Read. Read. Read. Ponder. Ponder. Ponder. Review Queue. Make a list of what projects I had pre-chosen that could be put into a challenge response. That list was my final Battle Plan for the round.
The Low Hanging Fruit
With the round started I went about matching projects to their challenges, On a whim, I pre-wrote my challenge answers so they could be fresh in my mind. Mind you, I didn’t pre-write them all. But, when my brain was in a writing space, they were done and stuffed in a folder. I think I’m going to do that more often, now. It helped me out a lot. You know that post project elation you get which deflates the second you realize you now have to photograph. write the response, and post it? Yeah, pre-writing makes that less of a drag. Then you can move on!
Prioritizing my projects, I decided to knock out the stupid easy one first so I could feel a sense of accomplishment. Then came the next easiest and so on. The UFO spinning was part of my daily Tour de Fleece training routine.
The Project Bags
I’ve chosen my projects that fit my criteria. I’m feeling pretty chuffed. I’m strutting around the house. I stop, realize I now have to match projects to stash. After careful consideration and a supply run to the kitchen, I put each project into its own ziplock bag. Then, I made myself a smoothie.
Yes, I did.
I have discovered that pretty project bags do not work well for me. I put the project in the pretty bag and promptly forget what’s in there. I am bedazzled by the sight of the bags…The most beautiful black holes of crafting you ever saw exist in my UFO pile. I use a project bag for supplies, now.
In each bag went the needles / hooks and yarn. Each clear zippy bag was marked Pattern/challenge/T8R1. The bags were put in my workbasket by the couch by the TV along with my supplies bag. I chose to make one extremely quick project, Jammy Dodger

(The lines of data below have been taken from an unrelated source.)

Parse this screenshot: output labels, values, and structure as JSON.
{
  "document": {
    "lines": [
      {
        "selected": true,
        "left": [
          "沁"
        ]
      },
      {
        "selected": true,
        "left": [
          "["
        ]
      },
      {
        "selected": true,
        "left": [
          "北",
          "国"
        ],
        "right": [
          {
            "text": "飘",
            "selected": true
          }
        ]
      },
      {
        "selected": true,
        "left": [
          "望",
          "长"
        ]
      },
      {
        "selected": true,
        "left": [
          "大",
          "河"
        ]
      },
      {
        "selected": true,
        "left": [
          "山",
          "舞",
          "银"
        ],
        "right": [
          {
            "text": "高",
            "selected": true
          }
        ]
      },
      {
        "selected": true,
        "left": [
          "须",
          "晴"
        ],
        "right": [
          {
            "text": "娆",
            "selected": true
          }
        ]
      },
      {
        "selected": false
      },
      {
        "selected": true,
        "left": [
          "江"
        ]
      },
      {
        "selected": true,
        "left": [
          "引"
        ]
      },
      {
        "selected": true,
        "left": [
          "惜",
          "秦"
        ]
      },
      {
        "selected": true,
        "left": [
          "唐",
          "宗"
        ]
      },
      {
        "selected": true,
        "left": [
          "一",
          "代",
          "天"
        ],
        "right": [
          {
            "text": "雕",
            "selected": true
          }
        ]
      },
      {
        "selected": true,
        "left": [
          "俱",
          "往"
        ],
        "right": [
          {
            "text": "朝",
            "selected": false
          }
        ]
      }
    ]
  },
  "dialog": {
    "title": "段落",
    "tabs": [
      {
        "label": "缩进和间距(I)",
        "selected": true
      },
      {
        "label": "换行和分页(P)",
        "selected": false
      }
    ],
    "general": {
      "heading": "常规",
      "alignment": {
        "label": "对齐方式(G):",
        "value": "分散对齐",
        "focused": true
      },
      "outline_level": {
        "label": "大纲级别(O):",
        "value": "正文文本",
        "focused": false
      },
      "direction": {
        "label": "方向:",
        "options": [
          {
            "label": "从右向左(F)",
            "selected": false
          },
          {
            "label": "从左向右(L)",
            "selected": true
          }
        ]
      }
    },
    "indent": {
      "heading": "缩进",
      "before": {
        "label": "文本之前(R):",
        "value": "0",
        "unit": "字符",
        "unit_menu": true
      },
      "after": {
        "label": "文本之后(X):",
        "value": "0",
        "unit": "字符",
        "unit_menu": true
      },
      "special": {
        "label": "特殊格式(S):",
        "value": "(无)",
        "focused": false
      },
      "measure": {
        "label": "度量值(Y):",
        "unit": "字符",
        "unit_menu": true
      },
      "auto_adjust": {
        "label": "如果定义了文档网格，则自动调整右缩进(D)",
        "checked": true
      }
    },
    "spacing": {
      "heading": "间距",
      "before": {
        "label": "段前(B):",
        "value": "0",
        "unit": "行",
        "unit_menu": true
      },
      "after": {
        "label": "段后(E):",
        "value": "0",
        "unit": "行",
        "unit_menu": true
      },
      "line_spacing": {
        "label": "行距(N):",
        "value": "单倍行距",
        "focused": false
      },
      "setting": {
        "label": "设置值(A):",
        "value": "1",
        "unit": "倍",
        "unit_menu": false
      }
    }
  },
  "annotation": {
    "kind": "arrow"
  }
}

for instant gratification, one small-yet-adorable-project, Saartjes Booties
that had some interesting elements, and one medium to small sized project, Haselnüsse
with clever and beautiful style.
That was it, pre-planning before the round really kept me focused. Not being overly ambitious and setting myself up for fail was an important factor. Sticking to the plan made it easy to just pick up whatever and either knit on my dissertation or the project in a bag. That, plus, FUN, makes good times!